Unless you live under a rock, you’ve probably already seen that terrible music video dubbed ‘I Don’t Wanna Know’ that is more laughable than pleasurable to watch and listen to. If you haven’t watched it, please don’t.
The song is by upcoming Malindi-based musician Mercelline Onyango alias Mercy Atis, who has got quite the story to tell.
Read it below.
“When I shared my latest song titled “I don’t wanna know” on Facebook and YouTube through my stage name Mercy Atis, I didn’t expect to go viral. First, because the decision to release the song was made on impulse. I chanced upon a producer who was willing to charge me Sh5,000 for the video.
I thought that was a fair deal and I was keen not to lose it. I did my make-up and wardrobe. I am a single mother of two breastfeeding children, who are three and one, and I didn’t have anybody to look after them so I tagged them along. With the kids around, there were many interruptions, and it took four days to complete the shoot.
Many quarters poked at my producer, my clothes, my body, and my makeup. But, the worst was reading thousands of comments from people saying that I couldn’t sing. For the past week, the song has been making rounds on various social media platforms and even getting played on some radio stations. As an upcoming artist, this should have made me happy.
However, the first two nights were tough. I couldn’t sleep as I wondered why people were being so mean to me. My life has been one knitted by strings of mistakes, one after the other. This was my second chance at life but many people won’t let me be.
You see in 2014 I was deported back to Kenya after serving jail time in the US. I returned aboard a military plane from California, the USA to Kenya dressed in a hospital gown. I was accompanied by eight people including a doctor and a therapist.
There were no signs that coming back, a deportee, will make my life better as I had no money or assets to my name. However, on my way home, I have one resolve— to make it as a musician.
How did I end up here? In 2005, I left Kenya on a student’s visa to the USA under sponsorship by a local church from my home county Kisumu. The plan was to market Christian books for the particular church and enroll in a nursing course. I trained as a Certified Nursing Assistant, got a certificate, and had even started the practice when my life crumbled. In 2009, I was arrested for arson and jailed for five years.

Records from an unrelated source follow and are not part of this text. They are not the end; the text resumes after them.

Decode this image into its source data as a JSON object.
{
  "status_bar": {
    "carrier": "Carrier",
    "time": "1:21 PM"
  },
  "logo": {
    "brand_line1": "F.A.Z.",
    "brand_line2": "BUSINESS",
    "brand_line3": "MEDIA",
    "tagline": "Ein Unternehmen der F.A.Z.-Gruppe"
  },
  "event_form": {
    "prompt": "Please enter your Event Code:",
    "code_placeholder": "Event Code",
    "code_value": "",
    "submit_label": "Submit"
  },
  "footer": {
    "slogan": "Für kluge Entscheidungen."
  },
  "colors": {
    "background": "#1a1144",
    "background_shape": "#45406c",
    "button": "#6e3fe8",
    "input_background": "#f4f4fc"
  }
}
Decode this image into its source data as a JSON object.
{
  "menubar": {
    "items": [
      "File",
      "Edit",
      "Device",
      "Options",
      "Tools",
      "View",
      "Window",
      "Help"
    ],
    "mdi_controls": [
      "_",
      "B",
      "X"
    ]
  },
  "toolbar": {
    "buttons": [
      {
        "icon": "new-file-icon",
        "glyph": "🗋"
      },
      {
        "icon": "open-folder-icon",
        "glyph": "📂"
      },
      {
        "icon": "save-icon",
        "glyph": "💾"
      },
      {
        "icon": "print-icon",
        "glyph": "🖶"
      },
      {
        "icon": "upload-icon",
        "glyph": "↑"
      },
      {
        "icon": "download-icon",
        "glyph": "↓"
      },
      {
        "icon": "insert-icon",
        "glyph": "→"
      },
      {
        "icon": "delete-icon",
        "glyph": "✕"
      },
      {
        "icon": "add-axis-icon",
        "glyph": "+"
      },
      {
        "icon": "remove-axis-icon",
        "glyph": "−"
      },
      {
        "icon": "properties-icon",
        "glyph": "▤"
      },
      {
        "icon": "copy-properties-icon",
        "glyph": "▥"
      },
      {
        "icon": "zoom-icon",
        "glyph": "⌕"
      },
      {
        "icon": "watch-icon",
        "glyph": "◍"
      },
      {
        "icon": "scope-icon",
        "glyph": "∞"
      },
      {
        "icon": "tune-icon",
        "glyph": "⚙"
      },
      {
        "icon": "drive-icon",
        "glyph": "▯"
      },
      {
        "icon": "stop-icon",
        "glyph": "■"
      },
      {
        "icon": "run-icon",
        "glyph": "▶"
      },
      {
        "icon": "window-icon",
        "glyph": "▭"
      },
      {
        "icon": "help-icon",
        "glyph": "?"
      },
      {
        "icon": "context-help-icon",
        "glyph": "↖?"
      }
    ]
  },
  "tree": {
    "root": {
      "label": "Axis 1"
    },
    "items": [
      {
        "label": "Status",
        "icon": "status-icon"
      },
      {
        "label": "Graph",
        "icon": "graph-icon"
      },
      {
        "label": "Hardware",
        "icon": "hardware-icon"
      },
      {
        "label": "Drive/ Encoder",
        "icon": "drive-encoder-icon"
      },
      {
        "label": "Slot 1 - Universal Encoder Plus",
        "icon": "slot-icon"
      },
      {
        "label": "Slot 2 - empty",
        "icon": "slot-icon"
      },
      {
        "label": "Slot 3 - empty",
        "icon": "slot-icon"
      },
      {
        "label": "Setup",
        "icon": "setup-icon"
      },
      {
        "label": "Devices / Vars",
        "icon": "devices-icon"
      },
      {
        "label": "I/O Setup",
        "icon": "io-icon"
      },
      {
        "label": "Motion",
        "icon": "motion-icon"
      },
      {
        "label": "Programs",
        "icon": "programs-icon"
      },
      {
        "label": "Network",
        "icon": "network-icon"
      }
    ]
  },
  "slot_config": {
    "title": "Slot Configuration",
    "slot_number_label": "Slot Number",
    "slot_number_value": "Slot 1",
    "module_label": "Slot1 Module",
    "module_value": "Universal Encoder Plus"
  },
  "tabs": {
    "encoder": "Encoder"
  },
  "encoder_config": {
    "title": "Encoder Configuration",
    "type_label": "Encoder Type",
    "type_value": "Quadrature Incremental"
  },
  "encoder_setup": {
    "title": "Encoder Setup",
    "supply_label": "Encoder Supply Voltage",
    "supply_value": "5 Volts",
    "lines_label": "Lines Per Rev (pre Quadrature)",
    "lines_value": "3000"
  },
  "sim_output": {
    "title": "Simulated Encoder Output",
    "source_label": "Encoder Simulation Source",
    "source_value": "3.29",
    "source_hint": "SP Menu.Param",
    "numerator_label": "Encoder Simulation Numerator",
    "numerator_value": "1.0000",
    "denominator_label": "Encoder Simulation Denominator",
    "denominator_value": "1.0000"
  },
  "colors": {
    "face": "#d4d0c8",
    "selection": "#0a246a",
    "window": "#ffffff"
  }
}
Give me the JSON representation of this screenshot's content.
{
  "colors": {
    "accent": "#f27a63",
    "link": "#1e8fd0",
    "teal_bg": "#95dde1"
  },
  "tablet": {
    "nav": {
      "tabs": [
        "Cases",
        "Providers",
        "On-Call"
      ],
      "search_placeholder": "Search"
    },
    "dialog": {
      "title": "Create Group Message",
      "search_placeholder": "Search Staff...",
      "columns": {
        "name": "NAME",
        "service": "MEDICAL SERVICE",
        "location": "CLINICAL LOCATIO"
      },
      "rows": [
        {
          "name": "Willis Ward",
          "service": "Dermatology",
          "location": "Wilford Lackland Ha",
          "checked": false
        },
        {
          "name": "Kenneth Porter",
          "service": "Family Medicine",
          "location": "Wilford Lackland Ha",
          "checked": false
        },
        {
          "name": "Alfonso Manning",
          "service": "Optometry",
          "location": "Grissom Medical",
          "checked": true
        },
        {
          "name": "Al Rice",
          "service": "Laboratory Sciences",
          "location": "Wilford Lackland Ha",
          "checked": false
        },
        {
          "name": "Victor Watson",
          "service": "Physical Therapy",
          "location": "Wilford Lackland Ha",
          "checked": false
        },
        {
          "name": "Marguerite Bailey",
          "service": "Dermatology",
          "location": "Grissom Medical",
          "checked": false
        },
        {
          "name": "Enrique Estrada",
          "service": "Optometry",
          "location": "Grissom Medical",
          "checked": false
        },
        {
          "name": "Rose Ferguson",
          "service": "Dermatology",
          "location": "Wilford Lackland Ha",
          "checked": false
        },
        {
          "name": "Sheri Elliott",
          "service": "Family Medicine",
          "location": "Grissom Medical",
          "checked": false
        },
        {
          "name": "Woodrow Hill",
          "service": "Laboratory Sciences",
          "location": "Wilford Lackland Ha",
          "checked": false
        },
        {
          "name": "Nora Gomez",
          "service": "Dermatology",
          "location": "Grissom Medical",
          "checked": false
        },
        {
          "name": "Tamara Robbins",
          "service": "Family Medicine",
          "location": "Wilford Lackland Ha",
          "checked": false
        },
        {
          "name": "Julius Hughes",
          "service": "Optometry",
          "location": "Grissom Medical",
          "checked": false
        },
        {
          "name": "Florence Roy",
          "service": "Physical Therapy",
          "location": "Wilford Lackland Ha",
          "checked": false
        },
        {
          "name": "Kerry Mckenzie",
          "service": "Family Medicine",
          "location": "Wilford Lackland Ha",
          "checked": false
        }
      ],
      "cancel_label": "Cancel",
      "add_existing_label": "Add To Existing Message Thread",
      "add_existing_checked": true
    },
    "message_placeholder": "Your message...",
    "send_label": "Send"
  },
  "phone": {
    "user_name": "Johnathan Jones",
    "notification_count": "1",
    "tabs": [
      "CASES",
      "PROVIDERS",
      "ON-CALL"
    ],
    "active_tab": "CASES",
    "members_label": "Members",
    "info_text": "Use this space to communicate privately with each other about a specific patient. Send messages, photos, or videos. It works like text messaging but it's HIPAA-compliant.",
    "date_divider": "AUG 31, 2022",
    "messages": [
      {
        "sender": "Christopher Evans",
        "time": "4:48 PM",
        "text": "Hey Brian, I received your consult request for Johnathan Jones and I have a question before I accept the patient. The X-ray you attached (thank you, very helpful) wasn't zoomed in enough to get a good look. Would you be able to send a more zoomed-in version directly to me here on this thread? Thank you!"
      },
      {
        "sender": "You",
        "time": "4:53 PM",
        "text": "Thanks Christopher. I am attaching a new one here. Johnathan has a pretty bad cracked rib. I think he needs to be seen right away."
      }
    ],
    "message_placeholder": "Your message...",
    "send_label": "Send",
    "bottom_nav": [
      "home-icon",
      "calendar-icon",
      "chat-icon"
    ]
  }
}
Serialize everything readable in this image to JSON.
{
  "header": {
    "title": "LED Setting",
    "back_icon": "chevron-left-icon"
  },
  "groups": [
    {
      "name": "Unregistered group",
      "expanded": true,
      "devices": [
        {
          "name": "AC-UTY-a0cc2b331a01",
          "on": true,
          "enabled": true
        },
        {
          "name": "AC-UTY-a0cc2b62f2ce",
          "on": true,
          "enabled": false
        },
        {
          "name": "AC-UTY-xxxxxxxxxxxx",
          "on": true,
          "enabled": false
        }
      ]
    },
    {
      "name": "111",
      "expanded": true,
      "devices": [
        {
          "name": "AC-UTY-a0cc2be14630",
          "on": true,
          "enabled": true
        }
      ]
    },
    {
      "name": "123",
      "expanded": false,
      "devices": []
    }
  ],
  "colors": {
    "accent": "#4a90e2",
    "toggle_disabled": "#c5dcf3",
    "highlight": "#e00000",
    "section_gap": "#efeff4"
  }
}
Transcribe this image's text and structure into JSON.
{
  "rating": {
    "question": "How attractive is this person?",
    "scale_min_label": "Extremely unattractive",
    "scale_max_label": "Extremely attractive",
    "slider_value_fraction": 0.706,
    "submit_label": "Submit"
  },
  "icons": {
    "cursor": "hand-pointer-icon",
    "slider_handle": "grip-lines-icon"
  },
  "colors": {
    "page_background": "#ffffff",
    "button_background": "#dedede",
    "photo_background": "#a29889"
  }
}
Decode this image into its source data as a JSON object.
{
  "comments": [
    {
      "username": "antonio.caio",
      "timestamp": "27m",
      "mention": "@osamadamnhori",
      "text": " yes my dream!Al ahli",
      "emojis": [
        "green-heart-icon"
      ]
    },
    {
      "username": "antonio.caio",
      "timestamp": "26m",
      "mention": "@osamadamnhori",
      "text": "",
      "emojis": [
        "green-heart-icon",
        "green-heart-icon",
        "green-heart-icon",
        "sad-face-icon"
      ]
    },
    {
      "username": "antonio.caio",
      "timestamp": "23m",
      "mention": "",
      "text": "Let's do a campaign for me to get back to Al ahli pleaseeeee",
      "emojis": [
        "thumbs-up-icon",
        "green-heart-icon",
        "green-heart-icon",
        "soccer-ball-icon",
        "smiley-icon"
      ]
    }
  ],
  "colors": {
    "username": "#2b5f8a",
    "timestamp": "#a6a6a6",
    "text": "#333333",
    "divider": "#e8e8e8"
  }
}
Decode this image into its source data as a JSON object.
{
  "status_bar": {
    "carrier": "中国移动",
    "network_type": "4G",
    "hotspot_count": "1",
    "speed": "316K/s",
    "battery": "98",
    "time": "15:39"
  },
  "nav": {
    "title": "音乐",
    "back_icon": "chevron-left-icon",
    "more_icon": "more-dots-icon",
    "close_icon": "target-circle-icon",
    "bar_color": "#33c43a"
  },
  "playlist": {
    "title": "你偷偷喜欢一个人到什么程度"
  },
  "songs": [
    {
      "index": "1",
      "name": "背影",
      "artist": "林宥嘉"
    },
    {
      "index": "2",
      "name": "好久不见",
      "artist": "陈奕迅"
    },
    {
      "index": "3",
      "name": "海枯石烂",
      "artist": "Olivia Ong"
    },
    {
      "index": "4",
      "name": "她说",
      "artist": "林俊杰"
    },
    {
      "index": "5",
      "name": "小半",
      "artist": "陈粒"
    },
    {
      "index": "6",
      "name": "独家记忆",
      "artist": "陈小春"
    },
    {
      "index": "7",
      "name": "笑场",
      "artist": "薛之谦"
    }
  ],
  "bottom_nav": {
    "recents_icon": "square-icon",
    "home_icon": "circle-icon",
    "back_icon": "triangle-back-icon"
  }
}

To board the flight back home, I was picked up from the immigration jail where I had spent another nine months, two months of these being on hunger strike. When I came back home, I put up with a friend. Then, I was not on good terms with my family. Most of them didn’t want to be associated with me. But that’s in the past now. We are in a better place.
I hawked water in the city to eke a living and in the same year, I traveled to Kisumu, my home county where I reconnected with an old friend who operated a music recording studio. I had about 600 songs, all written while in incarceration. What do you do when you are arrested in a foreign country? No family visitations and you don’t know anybody? You start looking for solace. I turned to music.
He helped me record a few songs, which didn’t do well but at least they affirmed my aspirations of becoming an artist. I later moved to Malindi.
In between music, I did other menial jobs, started a YouTube channel, and opened a salon which I have had to close due to money woes caused by the ravaging Coronavirus. Currently, I’m trying my hand at online marketing. I had plans to release more music this year but I am cash strapped.
The release of the viral song has been timely. I have had many fake friends around me, some contributed to my arrest last year on claims of running an adult site, a matter I can’t delve further into because it’s still in court. The song was a message to them.
On YouTube alone, the song has more than 85k viewers. On Facebook, the comments section has been bulging. The comments were disheartening. I perused through over 2,000 comments looking for one that would say, “your fashion sense is a fail. I can dress you. Or, I am volunteering to teach you how to apply makeup.” I found none of those. Even those that I responded to asking for help, slithered away.
I have taken note of some of the criticism. I am now working with a personal trainer to help me tone up and I will engage a professional makeup artist in the future.
I am already in the process of shooting another song whose release has been held back by financial constraints.
The five years I was jailed taught me to be brave and persevere. We were encouraged to start a new life for ourselves. What I wasn’t prepared for, is that sometimes, the same people calling for your change will be the same one mocking the process.”